EXERCISE MATERIALS: Begin

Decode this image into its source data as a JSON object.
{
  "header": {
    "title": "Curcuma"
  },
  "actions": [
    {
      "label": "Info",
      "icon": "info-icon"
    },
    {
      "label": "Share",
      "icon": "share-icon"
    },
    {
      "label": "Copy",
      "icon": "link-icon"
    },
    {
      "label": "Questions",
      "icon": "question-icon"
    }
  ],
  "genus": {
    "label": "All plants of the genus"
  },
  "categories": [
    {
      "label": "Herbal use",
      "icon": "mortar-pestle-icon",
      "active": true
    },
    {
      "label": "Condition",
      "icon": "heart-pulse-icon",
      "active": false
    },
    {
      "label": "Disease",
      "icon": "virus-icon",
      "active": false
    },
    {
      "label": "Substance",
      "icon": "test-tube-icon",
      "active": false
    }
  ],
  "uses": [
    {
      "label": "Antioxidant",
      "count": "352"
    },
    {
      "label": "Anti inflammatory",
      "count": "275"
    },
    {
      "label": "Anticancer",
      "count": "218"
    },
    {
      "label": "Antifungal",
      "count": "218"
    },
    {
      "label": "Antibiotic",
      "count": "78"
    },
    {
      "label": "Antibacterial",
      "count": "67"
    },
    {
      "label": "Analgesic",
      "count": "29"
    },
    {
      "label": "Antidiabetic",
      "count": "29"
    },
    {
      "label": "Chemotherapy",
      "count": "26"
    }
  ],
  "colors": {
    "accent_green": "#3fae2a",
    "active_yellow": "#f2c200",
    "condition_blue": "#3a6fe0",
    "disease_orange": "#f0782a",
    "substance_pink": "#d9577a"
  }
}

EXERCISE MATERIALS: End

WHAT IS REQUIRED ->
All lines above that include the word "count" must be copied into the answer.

WRITTEN RESPONSE ->
      "count": "352"
      "count": "275"
      "count": "218"
      "count": "218"
      "count": "78"
      "count": "67"
      "count": "29"
      "count": "29"
      "count": "26"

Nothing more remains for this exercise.